UN Human Rights chief Navi Pillay. So other executions may have been carried out. Amnesty has reported several deaths from torture, which it says is widespread in Libya and "carried out by officially recognised military and security entities, as well as a multitude of armed militias operating outside any legal framework".
Medecins Sans Frontieres, a Paris-based medical aid group, said on 26 January that since August its personnel had seen evidence of torture like "cigarette burns, bone fractures, tissue burns from electric shocks and renal failure from beatings ...
"Patients were brought to us in the middle of interrogation for medical care, in order to make them fit for further interrogation," MSF Director-General Christopher Stokes said. "This is unacceptable."
"A long list of abuses and missteps have led some to say that Libya hasn't changed much since the barbarism of Gaddafi," observed John Glaser of the US-based Antiwar.com website.
In a way, Iran laid the groundwork for the Arab Spring with massive street protests triggered by the hotly disputed 2009 presidential election that the reformist opposition, battered by the Islamist regime's Praetorian Guard, the Islamic Revolutionary Guards Corps, claimed was rigged to give the hardline incumbent Mahmoud Ahmadinejad a second four-year term.
Thousands of dissidents were arrested and continue to be harassed and persecuted. Ironically, the unrest broke out two years before the so-called Arab Spring.
Human rights activists say the clerical regime has been executing scores of dissidents, usually identifying them as drug dealers or smugglers. Amnesty noted in an earlier report that of at least 600 executions in Iran in January-November 2011, a minimum of 488 were carried out for alleged narcotics offences. Admittedly Iran, a key route to the west for heroin smugglers from neighbouring Afghanistan and Pakistan, has an enormous drug problem and its treatment of those involved, including addicts, is extremely harsh under the mullahs' stern rule.

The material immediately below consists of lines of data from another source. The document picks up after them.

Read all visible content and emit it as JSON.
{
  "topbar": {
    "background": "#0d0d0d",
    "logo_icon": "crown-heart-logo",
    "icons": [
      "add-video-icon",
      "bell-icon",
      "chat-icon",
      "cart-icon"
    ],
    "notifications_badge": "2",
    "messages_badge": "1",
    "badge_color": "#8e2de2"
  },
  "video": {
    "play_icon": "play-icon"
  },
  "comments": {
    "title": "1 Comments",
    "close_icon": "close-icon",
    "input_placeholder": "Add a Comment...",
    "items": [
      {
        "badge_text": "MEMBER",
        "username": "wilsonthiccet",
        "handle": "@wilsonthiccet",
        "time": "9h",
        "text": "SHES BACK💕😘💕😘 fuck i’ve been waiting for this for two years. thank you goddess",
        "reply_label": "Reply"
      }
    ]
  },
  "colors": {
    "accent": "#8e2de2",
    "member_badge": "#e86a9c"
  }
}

But in February 2011, Shirin Ebadi, Iranian human rights activist and former judge, who was awarded the Nobel Peace Prize in 2003, accused Tehran of using criminal charges, narcotics in particular, to ma-sk executions for political purposes. These take place behind the forbidding walls of notorious prisons like Evin in Tehran, where thousands have perished since the 1979 Islamic Revolution (as indeed they did under the Shah's rule) and Vakilabad in the eastern holy city of Mashhad, a major smuggling hub for heroin from Afghanistan.

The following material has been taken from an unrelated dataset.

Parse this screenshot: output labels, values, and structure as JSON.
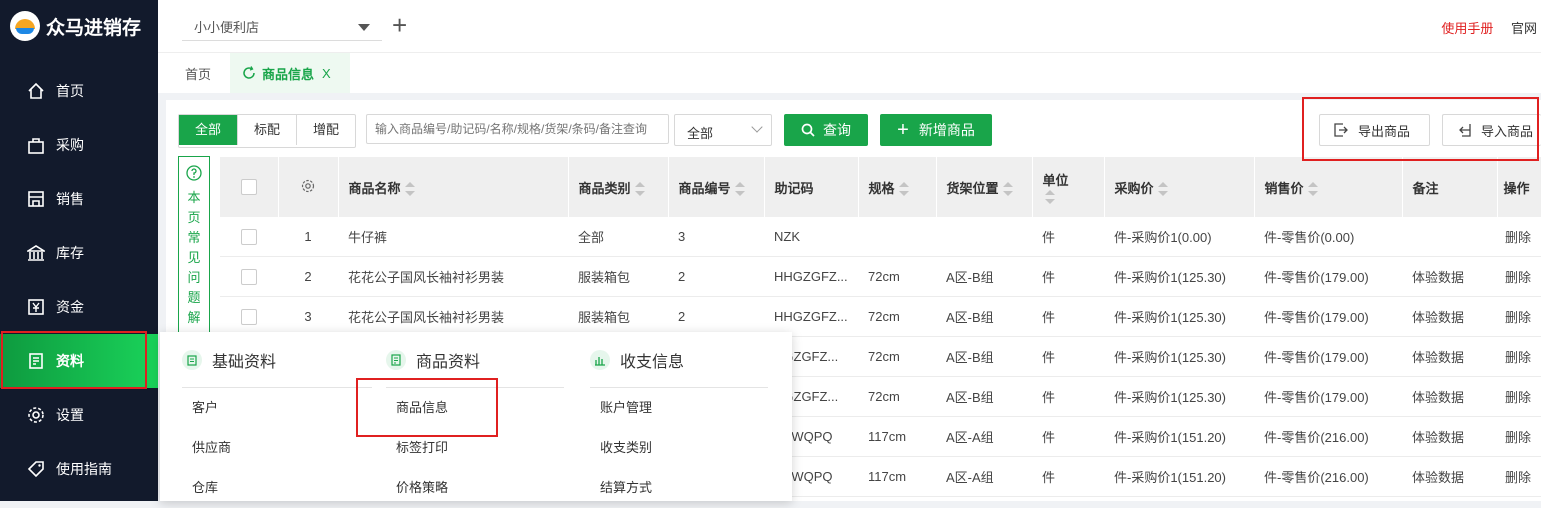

Amnesty said it had received reports of secret mass executions in Vakilabad, with 89 people hanged there in August 2010. A former inmate told the International Campaign for Human Rights in Iran that he witnessed 46 executions in one day there in October 2009.

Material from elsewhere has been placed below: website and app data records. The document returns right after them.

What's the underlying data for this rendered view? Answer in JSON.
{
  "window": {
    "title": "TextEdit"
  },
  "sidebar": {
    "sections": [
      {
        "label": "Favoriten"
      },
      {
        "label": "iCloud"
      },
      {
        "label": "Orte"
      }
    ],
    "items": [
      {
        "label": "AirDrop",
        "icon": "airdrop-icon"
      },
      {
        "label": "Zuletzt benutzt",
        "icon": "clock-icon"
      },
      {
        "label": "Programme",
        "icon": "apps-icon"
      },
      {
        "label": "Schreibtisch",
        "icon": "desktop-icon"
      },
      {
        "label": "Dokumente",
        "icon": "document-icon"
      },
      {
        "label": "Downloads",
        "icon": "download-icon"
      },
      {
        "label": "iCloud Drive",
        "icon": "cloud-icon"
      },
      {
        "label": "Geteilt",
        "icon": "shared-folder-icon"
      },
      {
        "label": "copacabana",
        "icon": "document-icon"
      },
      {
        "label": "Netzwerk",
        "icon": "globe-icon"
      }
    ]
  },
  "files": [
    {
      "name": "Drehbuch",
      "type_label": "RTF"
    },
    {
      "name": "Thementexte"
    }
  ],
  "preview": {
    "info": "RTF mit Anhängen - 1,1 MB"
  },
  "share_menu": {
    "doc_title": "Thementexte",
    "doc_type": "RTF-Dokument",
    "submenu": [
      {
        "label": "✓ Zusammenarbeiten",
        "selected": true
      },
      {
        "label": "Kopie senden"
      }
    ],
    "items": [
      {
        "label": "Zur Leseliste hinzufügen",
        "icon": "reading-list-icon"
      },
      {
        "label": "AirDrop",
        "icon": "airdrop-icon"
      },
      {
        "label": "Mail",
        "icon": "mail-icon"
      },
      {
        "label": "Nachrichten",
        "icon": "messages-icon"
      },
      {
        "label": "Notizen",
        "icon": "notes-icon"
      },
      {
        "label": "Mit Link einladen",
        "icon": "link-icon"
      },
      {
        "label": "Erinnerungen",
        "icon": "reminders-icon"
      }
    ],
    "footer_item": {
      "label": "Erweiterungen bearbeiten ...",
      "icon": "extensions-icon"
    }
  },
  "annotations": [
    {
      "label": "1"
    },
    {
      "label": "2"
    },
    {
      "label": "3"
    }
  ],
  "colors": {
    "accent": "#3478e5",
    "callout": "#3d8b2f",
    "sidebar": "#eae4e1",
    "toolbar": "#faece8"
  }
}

"A second-term presidency launched amid bloodily suppressed riots in 2009 now appears to be assuming an even more vicious character as reports accumulate of ongoing secret mass executions and new waves of political repression," observed Tisdall.